What are your hopes for this book?
Several. First, I hope Christians come away with a basic understanding of theological anthropology—that God created humanity in his image, male and female, and that male and female are made exclusively for one another.
Second, Christians are called to both conviction and compassion. As you once reminded me in personal conversation, Sam, grace and truth aren’t in tension when we look at Jesus. I hope this book models the unity Jesus Christ so lovingly and compassionately displays. I want Christians to see that the Christian story provides a framework for understanding this controversy in terms of creation, fall, redemption, and restoration. In light of the gospel, there’s hope for those with gender dysphoria and those who identify as transgender.
Third, I hope this book starts conversations inside churches, and that churches get serious about being safe places for those with gender-identity conflicts to talk openly and seek help.

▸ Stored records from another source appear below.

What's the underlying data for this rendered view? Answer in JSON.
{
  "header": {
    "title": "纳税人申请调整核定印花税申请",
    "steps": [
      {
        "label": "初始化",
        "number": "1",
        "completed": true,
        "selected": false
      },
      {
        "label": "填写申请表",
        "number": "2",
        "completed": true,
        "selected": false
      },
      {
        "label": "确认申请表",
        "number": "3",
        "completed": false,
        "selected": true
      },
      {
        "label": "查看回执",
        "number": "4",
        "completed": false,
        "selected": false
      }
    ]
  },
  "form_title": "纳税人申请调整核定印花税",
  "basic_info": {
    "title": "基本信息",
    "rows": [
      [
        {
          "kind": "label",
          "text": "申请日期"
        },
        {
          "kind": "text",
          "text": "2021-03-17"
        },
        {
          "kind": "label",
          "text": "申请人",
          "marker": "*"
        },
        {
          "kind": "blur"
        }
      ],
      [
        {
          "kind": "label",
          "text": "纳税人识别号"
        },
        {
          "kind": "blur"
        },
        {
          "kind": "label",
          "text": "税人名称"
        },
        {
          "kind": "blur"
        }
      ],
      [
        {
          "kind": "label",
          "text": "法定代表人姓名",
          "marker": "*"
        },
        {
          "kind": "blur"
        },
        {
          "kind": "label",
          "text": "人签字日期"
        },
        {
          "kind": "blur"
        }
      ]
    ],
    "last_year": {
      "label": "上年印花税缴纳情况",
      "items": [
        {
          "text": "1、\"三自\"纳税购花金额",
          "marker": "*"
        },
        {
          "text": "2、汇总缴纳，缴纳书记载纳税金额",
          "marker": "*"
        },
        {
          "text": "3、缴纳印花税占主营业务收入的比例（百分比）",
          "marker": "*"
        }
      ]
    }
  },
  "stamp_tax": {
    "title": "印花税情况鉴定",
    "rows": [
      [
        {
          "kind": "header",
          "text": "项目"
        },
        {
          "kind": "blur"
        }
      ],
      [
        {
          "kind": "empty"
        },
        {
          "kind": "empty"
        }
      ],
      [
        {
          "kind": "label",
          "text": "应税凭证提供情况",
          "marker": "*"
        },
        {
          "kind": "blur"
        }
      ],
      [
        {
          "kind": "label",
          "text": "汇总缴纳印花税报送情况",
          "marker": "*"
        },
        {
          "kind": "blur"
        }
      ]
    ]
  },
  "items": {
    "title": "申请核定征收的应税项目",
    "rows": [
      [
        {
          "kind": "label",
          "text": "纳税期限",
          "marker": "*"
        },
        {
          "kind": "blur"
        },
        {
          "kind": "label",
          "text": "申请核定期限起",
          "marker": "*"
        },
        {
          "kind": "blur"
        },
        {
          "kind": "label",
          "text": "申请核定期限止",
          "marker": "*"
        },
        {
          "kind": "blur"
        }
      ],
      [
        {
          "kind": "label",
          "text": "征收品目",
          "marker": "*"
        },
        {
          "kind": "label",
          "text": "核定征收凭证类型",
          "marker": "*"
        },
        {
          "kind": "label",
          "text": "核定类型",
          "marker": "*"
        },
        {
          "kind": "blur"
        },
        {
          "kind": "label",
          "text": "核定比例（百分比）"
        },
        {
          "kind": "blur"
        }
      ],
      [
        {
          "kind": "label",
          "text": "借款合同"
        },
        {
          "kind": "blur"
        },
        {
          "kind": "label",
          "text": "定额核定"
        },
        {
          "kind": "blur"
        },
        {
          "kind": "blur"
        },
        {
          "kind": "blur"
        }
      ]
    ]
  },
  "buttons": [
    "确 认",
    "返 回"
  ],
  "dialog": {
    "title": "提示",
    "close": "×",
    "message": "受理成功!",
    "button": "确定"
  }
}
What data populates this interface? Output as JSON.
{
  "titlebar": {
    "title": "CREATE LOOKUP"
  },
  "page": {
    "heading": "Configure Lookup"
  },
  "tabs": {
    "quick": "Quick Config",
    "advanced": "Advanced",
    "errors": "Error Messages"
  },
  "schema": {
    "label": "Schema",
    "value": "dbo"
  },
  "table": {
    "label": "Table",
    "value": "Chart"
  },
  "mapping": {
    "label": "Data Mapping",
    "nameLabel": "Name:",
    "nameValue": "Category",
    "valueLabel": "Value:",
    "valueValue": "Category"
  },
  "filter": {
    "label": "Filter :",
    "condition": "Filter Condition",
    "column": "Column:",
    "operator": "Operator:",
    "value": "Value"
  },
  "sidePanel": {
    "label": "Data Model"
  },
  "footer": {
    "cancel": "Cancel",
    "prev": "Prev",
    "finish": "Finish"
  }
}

Fourth, I want the transgender community in America to know Christians aren’t their enemy, despite the stereotypes. We are called to neighbor love, and that can’t be be limited to people who agree with us. When transgender persons are bullied, mocked, ridiculed, or physically harmed, Christians must defend their humanity and inviolable dignity—even when we think they’re transgressing sacred boundaries that God wisely and beautifully imposed on humanity.
Read it all.